A change could bring this creek into play on twice as many holes

Will: Unfortunately that still wouldn’t help the front nine.

Matt: No, no it wouldn’t.

Will: Is there anything that could help the front? I mentioned in the profile that I wish the holes along the water would actually use the hazards. Is that the main thing that’s missing, or would you like to see something else done to that half of the property?

Matt: The same issue with the 14th and 16th holes exists with Nos. 2, 3, 4, 6, and 8. All of these holes on the front play “close” to but not right up against the hazard. The holes and greens are far enough away from the water that it will be a non-factor on Sunday, when penalty strokes really hurt. Simply pressing the greens and fairways of these holes as close as possible to the bodies of water would create a much more vexing challenge for pros and provide more volatility during the major championship.

Will: Alright, let’s sprinkle in a little bit of positivity here. What are a couple of holes you’re interested in watching this week?

Matt: I think the fourth hole will be really interesting if they decide to make it drivable for a day or two, which they did in 2014. An eagle here could jump-start a low round or weekend charge. While the sixth utilizes the river quite poorly, pushing the green back 70 yards forces long-iron approaches into the green. This hole will allow players with exceptional long-iron play to separate themselves from the pack on a golf course that too often rewards bombers only. Lastly, the 12th hole plays over some of the coolest landforms on the back nine. Favoring the left side of the fairway will provide an optimal angle to the green, but missing right could quickly turn disastrous. I’m really curious to see if anyone will even play from the extremely odd looking fairway patch in the valley short of the green.

Will: You love that little bit of fairway at the bottom of the hill on No. 12.

Matt: I really do. Any others you’re watching?

Will: I mentioned No. 10 earlier and I do think that is one of my favorites on the course. The ground has some tilt to it the whole way, and it’s fun to watch the pros try and cut a fairway wood into a green that has a lot of feeder slopes. But I’m also eager to see how the new tee on No. 1 plays. The damn thing just looks ridiculous, it’s so far back there. It’s on the driving range! And I bet that a lot of players will still have 9-iron into that green. Valhalla has seen so many changes throughout its existence to fight modern distance, and the fact that even after all that they’re reduced to putting tees on the range makes you shake your head. 
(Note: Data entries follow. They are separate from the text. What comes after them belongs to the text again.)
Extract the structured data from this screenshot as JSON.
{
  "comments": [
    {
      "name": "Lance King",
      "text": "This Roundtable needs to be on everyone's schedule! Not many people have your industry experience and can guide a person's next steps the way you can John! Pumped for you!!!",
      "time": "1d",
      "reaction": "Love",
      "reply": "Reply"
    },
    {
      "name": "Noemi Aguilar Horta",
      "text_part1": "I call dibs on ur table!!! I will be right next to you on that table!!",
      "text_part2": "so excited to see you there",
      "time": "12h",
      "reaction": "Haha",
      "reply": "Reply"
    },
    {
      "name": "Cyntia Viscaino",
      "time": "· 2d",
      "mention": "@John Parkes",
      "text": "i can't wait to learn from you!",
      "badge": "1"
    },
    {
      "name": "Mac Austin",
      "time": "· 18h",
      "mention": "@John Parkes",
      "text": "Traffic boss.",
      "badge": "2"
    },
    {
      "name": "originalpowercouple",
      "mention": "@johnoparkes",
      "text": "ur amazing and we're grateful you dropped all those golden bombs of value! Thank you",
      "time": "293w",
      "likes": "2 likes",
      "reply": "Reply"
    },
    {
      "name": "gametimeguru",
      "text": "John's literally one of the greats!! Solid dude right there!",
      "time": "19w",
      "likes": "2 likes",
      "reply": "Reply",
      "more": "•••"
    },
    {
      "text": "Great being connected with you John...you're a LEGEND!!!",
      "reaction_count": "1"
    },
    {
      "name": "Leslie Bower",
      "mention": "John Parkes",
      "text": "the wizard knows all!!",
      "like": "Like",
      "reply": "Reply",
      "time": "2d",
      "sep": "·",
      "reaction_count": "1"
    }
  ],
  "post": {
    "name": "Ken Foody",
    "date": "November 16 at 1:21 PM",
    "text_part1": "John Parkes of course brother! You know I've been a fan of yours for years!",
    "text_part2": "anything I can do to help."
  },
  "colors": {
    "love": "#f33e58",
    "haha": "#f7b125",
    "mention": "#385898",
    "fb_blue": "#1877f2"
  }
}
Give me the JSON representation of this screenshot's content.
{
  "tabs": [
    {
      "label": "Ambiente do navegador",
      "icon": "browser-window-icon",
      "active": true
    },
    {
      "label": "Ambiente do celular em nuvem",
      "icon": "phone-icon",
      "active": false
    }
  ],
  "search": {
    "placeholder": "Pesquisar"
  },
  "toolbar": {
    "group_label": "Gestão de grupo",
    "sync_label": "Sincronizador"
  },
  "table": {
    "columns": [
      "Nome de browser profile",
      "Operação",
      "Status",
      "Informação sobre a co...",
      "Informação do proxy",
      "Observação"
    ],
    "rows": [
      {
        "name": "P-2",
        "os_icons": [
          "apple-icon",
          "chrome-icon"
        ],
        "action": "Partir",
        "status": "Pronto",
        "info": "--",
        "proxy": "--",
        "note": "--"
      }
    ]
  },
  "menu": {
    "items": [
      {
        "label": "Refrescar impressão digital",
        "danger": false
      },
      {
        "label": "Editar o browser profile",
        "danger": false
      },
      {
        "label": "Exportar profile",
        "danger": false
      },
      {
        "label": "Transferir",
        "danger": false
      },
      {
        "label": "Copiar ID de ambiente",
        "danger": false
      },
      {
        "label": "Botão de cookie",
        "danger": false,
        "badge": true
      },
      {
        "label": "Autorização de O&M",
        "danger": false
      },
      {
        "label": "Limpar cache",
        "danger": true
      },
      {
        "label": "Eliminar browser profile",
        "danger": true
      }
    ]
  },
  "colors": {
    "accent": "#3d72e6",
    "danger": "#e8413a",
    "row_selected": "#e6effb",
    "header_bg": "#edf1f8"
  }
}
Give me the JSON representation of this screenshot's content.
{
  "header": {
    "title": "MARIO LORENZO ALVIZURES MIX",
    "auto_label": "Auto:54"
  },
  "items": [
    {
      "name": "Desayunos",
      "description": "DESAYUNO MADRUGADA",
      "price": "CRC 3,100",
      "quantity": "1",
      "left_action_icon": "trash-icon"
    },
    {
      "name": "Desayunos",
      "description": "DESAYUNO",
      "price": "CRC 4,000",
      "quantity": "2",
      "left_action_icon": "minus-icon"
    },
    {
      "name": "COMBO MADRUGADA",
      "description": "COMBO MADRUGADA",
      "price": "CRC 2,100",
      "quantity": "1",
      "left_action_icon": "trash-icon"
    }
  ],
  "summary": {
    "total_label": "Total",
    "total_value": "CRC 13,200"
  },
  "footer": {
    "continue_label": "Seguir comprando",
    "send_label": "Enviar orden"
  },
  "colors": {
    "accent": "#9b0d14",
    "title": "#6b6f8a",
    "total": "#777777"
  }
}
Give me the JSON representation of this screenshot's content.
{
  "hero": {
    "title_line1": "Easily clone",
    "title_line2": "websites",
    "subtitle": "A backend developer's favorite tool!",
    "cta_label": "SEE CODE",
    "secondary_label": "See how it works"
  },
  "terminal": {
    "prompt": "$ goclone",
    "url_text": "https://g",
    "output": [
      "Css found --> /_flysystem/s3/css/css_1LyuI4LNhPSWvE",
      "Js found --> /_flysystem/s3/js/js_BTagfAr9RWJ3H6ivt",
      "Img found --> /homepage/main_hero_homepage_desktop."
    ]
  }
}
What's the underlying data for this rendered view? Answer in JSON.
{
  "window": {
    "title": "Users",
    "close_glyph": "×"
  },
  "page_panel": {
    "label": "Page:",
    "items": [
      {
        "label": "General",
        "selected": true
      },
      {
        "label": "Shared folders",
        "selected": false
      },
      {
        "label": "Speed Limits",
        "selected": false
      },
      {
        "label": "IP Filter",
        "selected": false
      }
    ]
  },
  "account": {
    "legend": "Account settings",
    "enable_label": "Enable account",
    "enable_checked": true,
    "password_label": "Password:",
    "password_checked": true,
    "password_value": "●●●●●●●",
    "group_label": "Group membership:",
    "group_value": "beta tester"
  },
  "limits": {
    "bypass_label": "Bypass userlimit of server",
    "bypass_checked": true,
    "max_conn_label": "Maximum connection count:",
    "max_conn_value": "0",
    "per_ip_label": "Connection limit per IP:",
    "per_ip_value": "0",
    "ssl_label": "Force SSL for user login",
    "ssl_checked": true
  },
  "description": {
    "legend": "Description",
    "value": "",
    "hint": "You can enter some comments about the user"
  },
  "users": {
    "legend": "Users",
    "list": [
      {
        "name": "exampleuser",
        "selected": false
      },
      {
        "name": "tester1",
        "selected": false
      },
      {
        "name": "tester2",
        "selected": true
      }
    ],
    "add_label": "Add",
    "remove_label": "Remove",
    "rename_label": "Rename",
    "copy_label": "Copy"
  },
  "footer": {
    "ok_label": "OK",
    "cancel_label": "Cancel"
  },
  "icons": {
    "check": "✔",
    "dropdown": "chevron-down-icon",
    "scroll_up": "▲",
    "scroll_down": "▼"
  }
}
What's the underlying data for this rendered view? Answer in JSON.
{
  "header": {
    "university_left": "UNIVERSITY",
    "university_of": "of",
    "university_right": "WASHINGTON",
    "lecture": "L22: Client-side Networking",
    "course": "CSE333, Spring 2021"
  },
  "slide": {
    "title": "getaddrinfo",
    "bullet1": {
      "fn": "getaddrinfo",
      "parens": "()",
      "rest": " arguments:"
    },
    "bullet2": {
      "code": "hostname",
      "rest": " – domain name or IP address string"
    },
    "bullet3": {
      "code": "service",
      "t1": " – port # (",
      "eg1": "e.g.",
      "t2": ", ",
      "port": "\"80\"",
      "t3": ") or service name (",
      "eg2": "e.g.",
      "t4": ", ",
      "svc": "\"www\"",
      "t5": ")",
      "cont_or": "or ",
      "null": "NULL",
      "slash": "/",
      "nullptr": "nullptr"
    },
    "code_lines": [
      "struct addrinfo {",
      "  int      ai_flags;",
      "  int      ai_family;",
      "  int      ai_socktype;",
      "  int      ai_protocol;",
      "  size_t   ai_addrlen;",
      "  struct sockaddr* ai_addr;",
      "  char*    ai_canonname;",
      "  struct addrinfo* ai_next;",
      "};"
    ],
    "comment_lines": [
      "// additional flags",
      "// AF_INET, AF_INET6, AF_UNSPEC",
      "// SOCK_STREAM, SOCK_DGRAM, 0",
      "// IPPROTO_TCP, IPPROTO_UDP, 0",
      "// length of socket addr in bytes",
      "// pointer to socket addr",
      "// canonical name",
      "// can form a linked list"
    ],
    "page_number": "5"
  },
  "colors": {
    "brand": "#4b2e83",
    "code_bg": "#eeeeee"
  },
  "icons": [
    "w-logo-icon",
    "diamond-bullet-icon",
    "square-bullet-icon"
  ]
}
Matt: It has been very fun for me to look back at Valhalla throughout the years on Google Earth. They’ve continuously made changes to lengthen holes and attempt to make the course more challenging. A few notable examples: moving the sixth green back 70 yards as mentioned, replacing the fairway run-up left of the seventh green with water, completely rebuilding the eighth and 11th holes, rebuilding the biarritz-style green on the 16th, and nearly doubling the total amount of bunkers from the original design, going from 37 to 65. One of the best changes made to the course in 2021 was mowing the shortgrass right up against the fairway bunkers to eliminate the rough buffer. This allows drivers to run straight into the hazards and not get caught up in the rough.

Will: Now that the PGA is out of Valhalla, it seems unlikely that those changes will continue. And I definitely don’t think we’ll see another major out here, do you?

Matt: I think Valhalla may get more PGAs if this year’s event provides a compelling tournament. The space for infrastructure/fans and proximity to a major city are still valuable factors for hosting majors. But even though Valhalla has produced memorable tournaments in the past, I enjoy watching more interesting golf courses, like the Ocean Course at Kiawah. I hope more places like that get spots on the schedule going forward.


Related Articles: 

 Scottie Scheffler Is the PGA Favorite for a Reason

 Three Valhalla Talking Points Ahead of the PGA Championship

 – For Brooks Koepka, Every Major Is a Shot at History

 – Previewing the Other Storylines We’re Watching at the PGA Championship

For more coverage of the PGA Championship, visit our PGA hub here.